• [Prompt]: Track down each line below containing the string "deposits" and copy it.

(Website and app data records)
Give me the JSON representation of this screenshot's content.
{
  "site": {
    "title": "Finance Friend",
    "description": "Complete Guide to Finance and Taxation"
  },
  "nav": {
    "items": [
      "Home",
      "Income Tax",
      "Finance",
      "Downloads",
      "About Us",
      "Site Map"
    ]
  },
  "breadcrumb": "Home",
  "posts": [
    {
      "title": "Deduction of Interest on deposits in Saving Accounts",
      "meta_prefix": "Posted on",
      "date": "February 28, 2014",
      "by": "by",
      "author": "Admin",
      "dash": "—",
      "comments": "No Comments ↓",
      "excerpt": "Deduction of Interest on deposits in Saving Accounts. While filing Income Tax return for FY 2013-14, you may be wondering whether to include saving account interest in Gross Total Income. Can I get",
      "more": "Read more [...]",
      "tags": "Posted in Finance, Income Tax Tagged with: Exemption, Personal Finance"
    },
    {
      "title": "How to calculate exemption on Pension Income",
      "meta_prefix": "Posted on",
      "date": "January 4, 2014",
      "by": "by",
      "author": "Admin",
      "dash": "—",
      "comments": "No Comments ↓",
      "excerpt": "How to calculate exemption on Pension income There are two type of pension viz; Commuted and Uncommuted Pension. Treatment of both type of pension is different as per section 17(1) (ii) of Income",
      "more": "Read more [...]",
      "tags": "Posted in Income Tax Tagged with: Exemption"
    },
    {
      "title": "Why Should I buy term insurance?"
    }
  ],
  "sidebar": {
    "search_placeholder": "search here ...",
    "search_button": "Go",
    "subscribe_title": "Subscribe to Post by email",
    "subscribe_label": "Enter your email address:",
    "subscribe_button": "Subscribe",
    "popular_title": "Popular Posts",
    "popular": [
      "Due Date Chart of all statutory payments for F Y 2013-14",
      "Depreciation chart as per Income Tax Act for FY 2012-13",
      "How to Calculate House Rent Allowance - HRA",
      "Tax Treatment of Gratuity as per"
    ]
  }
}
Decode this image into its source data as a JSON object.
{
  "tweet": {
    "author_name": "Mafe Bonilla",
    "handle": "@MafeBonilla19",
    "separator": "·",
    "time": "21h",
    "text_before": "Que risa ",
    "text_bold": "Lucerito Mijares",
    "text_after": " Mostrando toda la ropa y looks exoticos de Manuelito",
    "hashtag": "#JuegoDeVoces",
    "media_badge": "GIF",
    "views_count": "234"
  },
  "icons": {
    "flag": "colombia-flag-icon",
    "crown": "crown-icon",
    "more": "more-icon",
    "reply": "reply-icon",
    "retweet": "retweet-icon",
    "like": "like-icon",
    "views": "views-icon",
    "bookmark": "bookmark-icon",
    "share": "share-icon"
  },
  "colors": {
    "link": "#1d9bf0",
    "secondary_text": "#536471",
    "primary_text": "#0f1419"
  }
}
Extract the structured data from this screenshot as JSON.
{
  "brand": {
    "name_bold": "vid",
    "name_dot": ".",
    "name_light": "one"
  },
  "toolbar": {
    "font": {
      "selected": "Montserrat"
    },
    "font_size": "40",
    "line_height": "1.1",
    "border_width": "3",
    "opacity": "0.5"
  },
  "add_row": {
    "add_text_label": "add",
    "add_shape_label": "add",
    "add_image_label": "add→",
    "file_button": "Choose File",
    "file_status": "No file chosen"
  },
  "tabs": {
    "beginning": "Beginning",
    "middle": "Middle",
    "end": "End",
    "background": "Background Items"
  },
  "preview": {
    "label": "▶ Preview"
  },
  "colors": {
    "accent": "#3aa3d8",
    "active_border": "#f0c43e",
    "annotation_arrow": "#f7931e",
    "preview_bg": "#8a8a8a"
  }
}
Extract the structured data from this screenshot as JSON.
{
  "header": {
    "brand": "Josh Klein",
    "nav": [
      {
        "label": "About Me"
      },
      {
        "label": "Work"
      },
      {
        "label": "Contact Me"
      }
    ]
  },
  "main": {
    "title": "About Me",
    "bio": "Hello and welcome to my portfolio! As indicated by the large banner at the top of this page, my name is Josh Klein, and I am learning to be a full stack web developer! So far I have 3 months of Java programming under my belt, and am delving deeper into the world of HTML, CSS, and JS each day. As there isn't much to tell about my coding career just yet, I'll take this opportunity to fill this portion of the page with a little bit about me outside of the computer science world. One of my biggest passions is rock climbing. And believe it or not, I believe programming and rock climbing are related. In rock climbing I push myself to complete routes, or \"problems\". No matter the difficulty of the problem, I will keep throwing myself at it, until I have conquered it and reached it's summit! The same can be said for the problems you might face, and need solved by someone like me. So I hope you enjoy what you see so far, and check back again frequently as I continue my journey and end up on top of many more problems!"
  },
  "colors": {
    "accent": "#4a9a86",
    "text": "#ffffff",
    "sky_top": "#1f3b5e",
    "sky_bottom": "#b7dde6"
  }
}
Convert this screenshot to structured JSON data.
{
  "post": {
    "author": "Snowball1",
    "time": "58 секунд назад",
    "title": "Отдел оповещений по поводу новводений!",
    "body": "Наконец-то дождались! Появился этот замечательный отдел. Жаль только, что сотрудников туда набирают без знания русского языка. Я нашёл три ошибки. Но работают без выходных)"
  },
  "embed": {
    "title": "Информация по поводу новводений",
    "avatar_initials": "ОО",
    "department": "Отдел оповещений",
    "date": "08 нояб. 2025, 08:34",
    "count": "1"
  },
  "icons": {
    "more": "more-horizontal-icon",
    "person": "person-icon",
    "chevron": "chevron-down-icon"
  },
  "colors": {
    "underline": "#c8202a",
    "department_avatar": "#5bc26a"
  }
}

• [Output below]:
      "title": "Deduction of Interest on deposits in Saving Accounts",
      "excerpt": "Deduction of Interest on deposits in Saving Accounts. While filing Income Tax return for FY 2013-14, you may be wondering whether to include saving account interest in Gross Total Income. Can I get",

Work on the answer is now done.